The Snail (1952-1953)
By the time that Matisse created The Snail, he was 83 years old and confined to his bed. This semi-abstract work, based on the swirl of a snail shell, was made with the help of assistants who painted bits of paper in colours chosen by Matisse which the artist would then arrange.The work is large, nearly three metres square, and showcases Matisse’s brilliance at harmonising disparate colours and shapes so that the blocks of colour appear to float, as though always in motion.
Henri Matisse: The Cut-Outs is curated by Nicholas Cullinan, Curator, Modern and Contemporary Art, The Metropolitan Museum of Art, New York; Nicholas Serota, Director with Flavia Frigeri, Assistant Curator, Tate and at the Museum of Modern Art, New York by Jodi Hauptman, Curator, Department of Drawings, and Karl Buchberg, Senior Conservator, with Samantha Friedman, Assistant Curator
Tate Modern Gallery
17 April – 7 September 2014
The children created these collages …
Several years ago, Russian graphic designer Ruslan Khasanov was cooking with oil and soy sauce when he stopped to appreciate the strange relationship between the two fluids as the pooled and mixed in unexpected ways. The observation lead to his creation of Pacific Light, a sort of experimental music video meets science project that captures the up-close interactions of ink, oil, and soap. Khasanov just released a follow-up video—now with glitter!—called Odyssey. Music by Ilya Beshevli.
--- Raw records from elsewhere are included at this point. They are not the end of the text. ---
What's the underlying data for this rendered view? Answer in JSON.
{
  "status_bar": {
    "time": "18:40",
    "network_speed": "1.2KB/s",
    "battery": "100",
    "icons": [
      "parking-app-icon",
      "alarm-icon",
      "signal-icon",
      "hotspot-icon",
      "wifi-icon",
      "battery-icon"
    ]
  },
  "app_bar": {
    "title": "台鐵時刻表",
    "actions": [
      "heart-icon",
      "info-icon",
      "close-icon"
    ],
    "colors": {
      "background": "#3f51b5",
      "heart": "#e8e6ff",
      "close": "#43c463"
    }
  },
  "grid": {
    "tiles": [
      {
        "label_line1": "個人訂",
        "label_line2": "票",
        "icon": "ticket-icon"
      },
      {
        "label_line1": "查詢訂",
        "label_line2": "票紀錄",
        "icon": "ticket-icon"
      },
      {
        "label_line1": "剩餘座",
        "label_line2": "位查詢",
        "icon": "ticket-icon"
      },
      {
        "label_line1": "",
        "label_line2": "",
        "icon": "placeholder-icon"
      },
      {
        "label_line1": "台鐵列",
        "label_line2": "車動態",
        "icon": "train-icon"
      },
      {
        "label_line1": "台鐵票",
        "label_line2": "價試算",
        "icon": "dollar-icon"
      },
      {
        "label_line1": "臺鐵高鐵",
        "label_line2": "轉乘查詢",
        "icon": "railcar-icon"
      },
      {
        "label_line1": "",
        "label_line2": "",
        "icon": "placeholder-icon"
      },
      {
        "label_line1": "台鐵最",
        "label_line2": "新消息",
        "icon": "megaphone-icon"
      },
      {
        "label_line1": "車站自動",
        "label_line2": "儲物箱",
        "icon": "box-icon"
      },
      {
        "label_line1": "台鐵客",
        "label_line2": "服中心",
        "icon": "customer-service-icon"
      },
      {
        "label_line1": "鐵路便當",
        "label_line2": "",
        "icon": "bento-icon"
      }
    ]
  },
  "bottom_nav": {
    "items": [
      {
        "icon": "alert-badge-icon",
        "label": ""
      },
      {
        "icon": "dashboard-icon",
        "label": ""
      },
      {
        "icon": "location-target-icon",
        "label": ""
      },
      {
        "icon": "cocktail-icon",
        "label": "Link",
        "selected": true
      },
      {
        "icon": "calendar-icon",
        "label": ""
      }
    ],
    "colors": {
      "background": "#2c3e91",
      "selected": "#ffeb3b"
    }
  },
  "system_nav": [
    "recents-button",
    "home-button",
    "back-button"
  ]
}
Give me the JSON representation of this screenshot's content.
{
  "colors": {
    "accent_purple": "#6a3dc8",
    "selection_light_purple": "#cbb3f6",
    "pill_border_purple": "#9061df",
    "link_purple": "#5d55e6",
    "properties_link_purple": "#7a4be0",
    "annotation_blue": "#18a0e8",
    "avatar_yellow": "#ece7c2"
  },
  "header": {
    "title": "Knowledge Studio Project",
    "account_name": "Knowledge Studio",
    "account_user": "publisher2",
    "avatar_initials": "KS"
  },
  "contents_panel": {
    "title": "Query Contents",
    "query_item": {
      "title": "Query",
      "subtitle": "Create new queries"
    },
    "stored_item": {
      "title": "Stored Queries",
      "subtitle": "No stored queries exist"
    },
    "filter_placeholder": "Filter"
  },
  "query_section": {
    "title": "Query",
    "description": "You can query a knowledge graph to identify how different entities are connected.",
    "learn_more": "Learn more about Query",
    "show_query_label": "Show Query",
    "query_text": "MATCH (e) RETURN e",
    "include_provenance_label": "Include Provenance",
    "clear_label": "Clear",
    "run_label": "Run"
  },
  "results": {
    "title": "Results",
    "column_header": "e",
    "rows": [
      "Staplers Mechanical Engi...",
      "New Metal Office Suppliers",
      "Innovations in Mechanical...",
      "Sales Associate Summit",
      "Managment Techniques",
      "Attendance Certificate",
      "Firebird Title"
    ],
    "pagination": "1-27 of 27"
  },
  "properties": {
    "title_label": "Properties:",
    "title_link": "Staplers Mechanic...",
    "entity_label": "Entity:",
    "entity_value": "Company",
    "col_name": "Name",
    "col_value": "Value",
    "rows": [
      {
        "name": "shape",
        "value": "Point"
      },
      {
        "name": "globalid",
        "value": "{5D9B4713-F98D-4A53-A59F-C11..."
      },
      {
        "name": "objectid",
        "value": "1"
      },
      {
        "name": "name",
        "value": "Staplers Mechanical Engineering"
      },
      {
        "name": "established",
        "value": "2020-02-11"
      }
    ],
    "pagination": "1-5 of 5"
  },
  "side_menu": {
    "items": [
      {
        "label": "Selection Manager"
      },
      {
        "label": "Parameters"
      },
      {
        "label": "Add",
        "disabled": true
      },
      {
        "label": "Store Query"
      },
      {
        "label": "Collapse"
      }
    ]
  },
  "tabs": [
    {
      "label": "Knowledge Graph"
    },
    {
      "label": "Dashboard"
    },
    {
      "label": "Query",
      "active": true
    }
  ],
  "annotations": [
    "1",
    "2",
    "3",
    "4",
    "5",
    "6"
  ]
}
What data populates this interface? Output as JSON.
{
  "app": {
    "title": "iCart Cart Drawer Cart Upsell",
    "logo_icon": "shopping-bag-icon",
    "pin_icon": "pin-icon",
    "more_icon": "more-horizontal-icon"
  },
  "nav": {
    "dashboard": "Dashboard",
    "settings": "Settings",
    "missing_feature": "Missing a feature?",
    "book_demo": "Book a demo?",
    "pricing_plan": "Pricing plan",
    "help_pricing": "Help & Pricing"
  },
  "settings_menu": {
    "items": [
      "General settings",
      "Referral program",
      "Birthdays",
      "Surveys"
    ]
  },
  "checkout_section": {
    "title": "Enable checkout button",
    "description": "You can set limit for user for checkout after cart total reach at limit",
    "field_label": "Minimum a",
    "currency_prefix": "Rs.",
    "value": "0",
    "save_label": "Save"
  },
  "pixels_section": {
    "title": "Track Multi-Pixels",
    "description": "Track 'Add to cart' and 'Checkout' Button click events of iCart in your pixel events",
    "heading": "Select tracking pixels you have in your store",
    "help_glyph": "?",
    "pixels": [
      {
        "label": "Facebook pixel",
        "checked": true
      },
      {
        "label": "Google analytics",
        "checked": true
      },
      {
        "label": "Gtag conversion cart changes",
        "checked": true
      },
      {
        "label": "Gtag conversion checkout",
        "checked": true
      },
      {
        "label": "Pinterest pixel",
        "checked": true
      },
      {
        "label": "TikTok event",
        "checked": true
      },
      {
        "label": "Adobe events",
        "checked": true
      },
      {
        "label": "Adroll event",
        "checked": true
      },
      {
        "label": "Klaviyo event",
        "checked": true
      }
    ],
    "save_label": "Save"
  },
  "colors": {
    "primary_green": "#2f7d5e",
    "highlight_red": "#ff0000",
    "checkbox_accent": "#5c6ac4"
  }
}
Abstract Acrylic Painting on Black Paper
As an introduction to the unit of work “Pattern and Abstraction” the students created these artworks using a variety of lines, shapes and colour to construct a painting. They drew with white oil pastels on black paper to create the structure of their composition. They coloured with acrylic paint. The children explored and created their own colours, by using using red, blue, yellow, magenta, and white. They also learnt about the opaqueness of the this type of paint.
The students created portraits with coloured textas, focussing on using a variety of line to describe facial features. The students then used paintbrushes and water to activate the texta into a watercolour effect. The pictures were then reworked with additional drawing when dry.
In Term 1, the children learn how Human Movement can be used in artwork. The human form is one of the most interesting and rewarding subjects an artist can draw and yet one of the most difficult. These works were created on iPads using the art app Art Studio. Firstly, the children took photos of themselves or others in an action pose. These photos were imported into the app and a “layer” created over the top of the image. The children drew on this “layer” until they had completed their drawing. The photo is then deleted and their tracing drawing remains. This is work from the first two lessons.
The artist Fernand Léger will be viewed, discussed and used as inspiration, especially his circus and carnival artwork from the 1950’s.